The Body of Christ cannot be complete until all people are accepted into communities of faith. However, a welcome sign outside the church is not enough. The sign may say, "Welcome," but the steps may say, "You must be able to walk up stairs to enter." The advertisement in the newspaper may say, "All are welcome," but in reality you have to hear well and see well to participate fully. Before churches can become truly welcoming communities for persons with disabilities, church facilities, procedures, and the ways in which we communicate must be evaluated and made accessible.
An accessibility audit is a list of items that your congregation can use to evaluate its accessibility. Conducting such an audit does not guarantee compliance with the Americans with Disabilities Act, building codes, or other legal requirements, but one can be used to get a program underway and alert you to potential problems. Structural modifications should be made in consultation with an architect or engineer. It's also a good idea — and surprisingly rarely thought of — to have some people with disabilities review your plans. This will help ensure that they really work!

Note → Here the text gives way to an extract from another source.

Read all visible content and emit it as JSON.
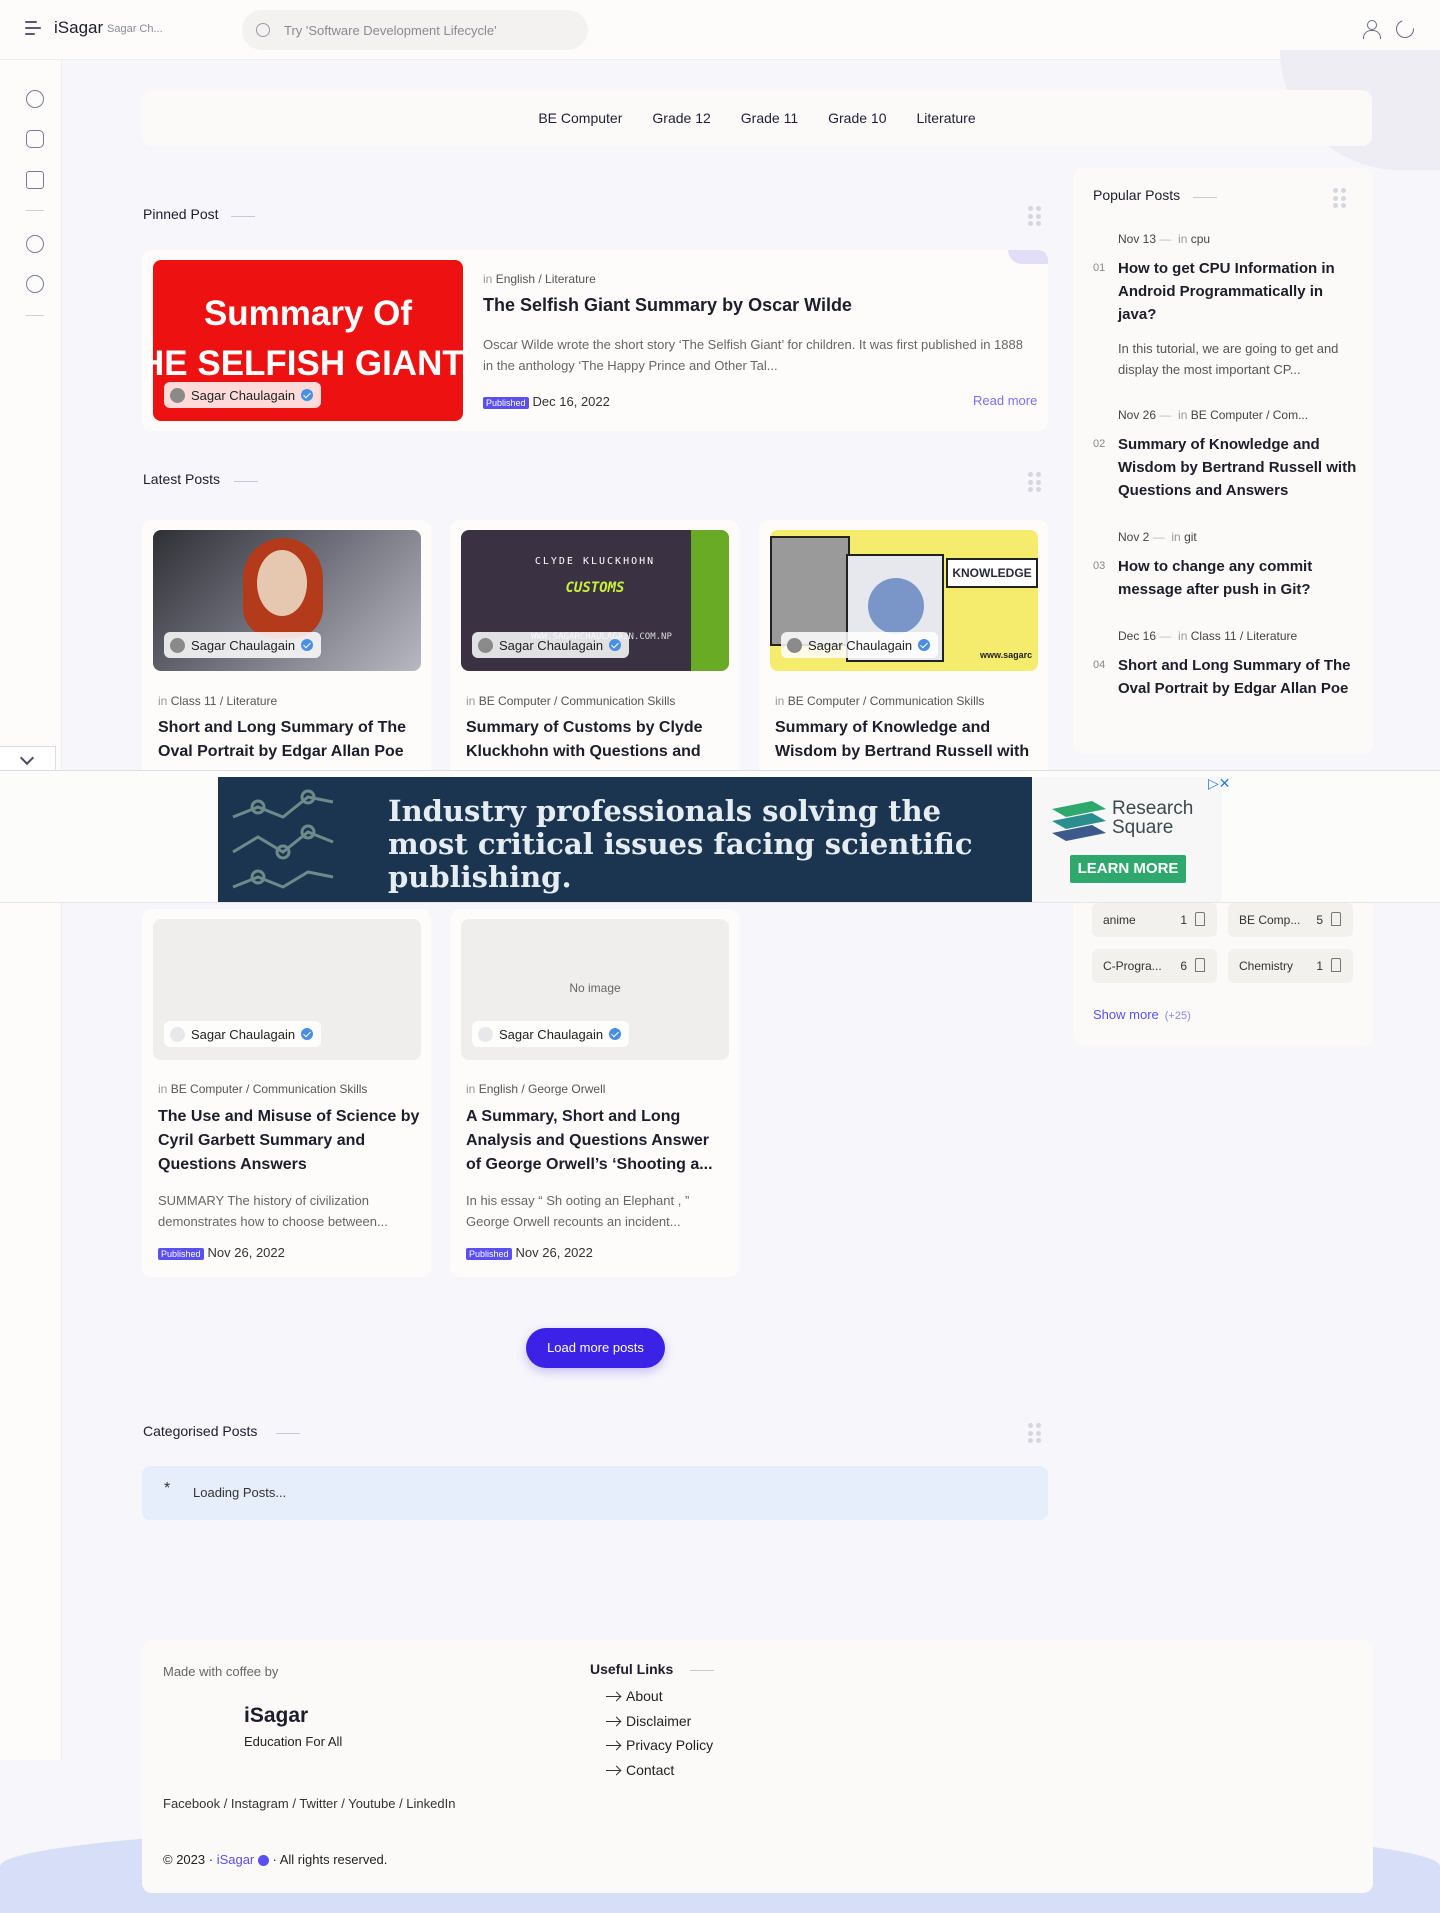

We offer a disability and accessibility audit to help your congregation assess its strengths and weaknesses. This audit is intended for annual use as part of charge conference preparation. It covers physical layout and facilities as well as communication, welcoming, and worship practices.

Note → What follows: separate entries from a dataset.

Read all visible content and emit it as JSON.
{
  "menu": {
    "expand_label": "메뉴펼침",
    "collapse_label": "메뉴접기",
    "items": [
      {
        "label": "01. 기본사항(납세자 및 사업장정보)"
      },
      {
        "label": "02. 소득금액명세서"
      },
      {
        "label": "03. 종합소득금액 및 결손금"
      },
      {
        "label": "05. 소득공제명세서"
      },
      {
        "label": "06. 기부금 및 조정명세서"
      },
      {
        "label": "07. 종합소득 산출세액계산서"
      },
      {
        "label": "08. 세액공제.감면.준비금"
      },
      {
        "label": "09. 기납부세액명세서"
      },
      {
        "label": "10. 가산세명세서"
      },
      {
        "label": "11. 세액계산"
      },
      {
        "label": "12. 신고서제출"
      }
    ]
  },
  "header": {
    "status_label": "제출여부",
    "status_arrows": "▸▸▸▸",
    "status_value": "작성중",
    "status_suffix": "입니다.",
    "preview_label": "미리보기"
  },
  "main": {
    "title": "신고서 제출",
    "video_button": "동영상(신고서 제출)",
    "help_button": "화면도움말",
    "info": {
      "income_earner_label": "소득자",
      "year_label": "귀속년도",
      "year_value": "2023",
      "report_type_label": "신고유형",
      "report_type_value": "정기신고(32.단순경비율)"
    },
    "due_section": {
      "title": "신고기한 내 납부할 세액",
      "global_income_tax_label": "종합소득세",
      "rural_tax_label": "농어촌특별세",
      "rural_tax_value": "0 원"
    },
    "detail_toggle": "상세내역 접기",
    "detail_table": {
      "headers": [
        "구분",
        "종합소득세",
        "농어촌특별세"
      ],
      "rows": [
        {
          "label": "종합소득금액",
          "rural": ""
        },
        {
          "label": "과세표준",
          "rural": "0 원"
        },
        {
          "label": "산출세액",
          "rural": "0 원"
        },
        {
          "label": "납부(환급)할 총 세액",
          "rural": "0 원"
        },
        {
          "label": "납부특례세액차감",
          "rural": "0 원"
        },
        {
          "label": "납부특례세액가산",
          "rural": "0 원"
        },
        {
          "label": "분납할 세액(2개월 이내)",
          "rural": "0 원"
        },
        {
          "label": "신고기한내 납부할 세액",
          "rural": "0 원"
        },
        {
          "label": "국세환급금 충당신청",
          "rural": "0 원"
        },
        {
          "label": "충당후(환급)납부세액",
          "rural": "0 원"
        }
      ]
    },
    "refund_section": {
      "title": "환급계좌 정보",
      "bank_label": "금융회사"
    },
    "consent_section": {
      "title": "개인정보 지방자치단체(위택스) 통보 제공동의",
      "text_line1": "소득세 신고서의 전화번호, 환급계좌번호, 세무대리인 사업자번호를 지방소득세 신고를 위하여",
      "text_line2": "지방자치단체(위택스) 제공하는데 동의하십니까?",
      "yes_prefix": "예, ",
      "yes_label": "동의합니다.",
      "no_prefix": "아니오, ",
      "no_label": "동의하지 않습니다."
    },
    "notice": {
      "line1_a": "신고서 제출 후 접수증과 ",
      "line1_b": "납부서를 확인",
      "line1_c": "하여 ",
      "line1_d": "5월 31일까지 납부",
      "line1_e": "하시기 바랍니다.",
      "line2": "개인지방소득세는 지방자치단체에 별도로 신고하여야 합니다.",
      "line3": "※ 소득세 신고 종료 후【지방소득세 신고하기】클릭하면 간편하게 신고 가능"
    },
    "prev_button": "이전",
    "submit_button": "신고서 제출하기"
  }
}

Through GBGM, the United Methodist Church offers an extensive audit of facilities, features, and programs. This extensive audit includes background information and references.
The church also offers a mini-audit. Primarily focused on physical facilities and signage, it includes some material on worship welcoming and resources.
Here are several other sites that offer audits and checklists on accessibility:
Here are places that offer technical assistance:
- National Council on Independent Living. An Independent Living Center (ILC) is a non-residential, not-for-profit, community-based agency which provides core services of independent living — advocacy, skills training, information and referral and peer counseling. ILCs began in the early 1970s as part of the Independent Living Movement, a rights movement for people with disabilities. The first ILC was created by university students as a response to the need for practical housing and personal assistance services needed to live in their communities.
- Disability and Business Technical Assistance Center (DBTAC). DBTAC is a national network of 10 regional centers that provide the most complete and experienced services for up-to-date information, referrals, resources, and training on the Americans with Disabilities Act (ADA) to businesses, employers, government entities, and individuals with disabilities, as well as media and news reporters. DBTAC can also be contacted by voice telephone or TTY at 800-949-4232.
- United States Access Board is a federal agency committed to accessible design that provides technical assistance and training on accessible design.
Technical assistance: weekdays 10-5:30 EST (Wed 10-2)
202.272.0080(v) 202.272.0082(TTY) 202.272.0081(fax)
— June 2013